Big Cave Games Release Date:
Maybe I don’t have a very sophisticated palate, but I can’t really tell the difference between regular Coke and Coke Zero. And I don’t really care to know what arcane chemical mysticism produces a soda with the same taste but none of the calories. All I know is that I feel less guilty about drinking it. At my age, that’s enough.
So I was pleasantly surprised by ORC: Vengeance, the Coke Zero of Diablo clones for iOS. Developer Big Cave Games has produced a very solid action RPG which, while not particularly innovative, is well-executed across the board.
The nominal story of ORC: Vengeance has you starring as Rok, the aptly-named orc warchief whose quest to restore the orcs to their former glory will mean hacking and slashing his way through the requisite legions of spiders, skeletons, and demons. There’s very little here that won’t be familiar to fans of the genre. Rok accrues experience points by defeating monsters, which you can spend on upgrading his attack, defense, greed (likelihood of better gold drops) and vengeance (mana) stats. A variety of special attacks become unlocked as Rok levels up; deploying these effectively while managing your mana becomes more critical as you encounter more difficult waves of enemies. And of course, there’s the draw of loot, although it’s curiously limited here: Rok can only collect melee weapons and shields, instead of the usual array of trinkets.

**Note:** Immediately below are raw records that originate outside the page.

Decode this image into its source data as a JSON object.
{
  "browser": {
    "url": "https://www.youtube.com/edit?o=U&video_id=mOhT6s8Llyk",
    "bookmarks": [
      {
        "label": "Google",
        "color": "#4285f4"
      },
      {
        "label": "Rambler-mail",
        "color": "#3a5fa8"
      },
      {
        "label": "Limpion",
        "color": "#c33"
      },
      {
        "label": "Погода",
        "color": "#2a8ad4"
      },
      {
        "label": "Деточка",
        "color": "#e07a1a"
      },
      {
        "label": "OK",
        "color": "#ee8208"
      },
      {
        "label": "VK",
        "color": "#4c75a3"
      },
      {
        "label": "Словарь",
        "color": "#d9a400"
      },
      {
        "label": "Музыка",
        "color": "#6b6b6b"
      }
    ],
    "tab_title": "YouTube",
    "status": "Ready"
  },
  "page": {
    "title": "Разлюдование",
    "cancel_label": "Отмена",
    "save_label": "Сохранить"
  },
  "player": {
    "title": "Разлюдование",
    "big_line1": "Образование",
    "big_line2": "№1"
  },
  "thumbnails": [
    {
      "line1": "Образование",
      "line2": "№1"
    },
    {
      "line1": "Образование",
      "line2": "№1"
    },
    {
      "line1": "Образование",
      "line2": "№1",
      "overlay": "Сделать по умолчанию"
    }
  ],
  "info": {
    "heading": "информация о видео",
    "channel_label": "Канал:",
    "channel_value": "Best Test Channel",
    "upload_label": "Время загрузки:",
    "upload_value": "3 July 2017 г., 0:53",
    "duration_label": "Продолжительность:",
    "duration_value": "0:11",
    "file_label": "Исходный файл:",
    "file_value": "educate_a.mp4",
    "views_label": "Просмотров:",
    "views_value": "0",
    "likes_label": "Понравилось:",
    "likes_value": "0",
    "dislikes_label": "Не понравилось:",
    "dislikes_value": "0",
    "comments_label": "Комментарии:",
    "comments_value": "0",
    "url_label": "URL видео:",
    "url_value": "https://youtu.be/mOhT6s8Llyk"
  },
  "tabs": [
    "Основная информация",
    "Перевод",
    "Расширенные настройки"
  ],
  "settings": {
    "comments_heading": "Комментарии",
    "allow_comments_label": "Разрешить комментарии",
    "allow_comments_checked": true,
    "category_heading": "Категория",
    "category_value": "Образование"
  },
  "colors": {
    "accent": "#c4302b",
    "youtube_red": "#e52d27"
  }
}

Still, this minimalist approach suits the game well, especially given the iOS platform. Level design is similarly uninventive but effective, a series of dungeon treks punctuated by occasional boss battles. More frequently, you’ll become trapped in a room while waves of enemies attack, a design tactic that provides for challenge but also begins to feel lazy with repetition. Fortunately, the environments are gorgeously drawn and lit, and character animation is fluid. ORC: Vengeance is easily as visually impressive as Gameloft’s Dungeon Hunter series, its main competitor in the iOS action RPG space. Its sound design is similarly well-produced, with appropriately moody music and endearingly silly voice acting.
The game’s main curiosity (and stumbling block) is its control scheme, which eschews the virtual joystick and buttons approach of Dungeon Hunter. You move Rok by tapping where you want him to go, holding down your finger to make him run. Once Rok has started running, you can keep him going by tapping elsewhere, although this often fails to register, slowing Rok to a frustratingly slow walk. (One wonders why Rok doesn’t auto-run all the time.) Rok also fails to find routes around simple obstacles, meaning you have to micromanage his movement more than is comfortable. Simple gestures-swipe, double-tap, circle and zig-zag-activate his special powers, although the interface is occasionally confused by your input and either fails to register or performs the wrong action. A good amount of the game’s difficulty comes from wrestling with the controls rather than the enemies, which are largely unvaried and easily defeated.
Indeed, the lack of difficulty might reflect a design ethic geared toward the player’s convenience—something that, for me, is much appreciated on the iOS platform. Not having to micromanage loot customization means more time spent in action, which is important to those of us who like to game on the go. You can buy restorative potions at any point via the pause menu, and you’re guaranteed to have more gold than you need for most of your playtime. Level design might be predictable, but regular checkpoints are a relief when my train station is coming up and it’s time to put the iPhone away. (By contrast, I wish Diablo III had let me walk away from it more easily.) And ORC: Vengeance also syncs your progress via iCloud, a vital feature for players who want to get in some iPhone monster-slaying on the subway but pick up on the iPad’s larger display once at home. So what if it doesn’t have the caloric count of Diablo? ORC: Vengeance is still delicious.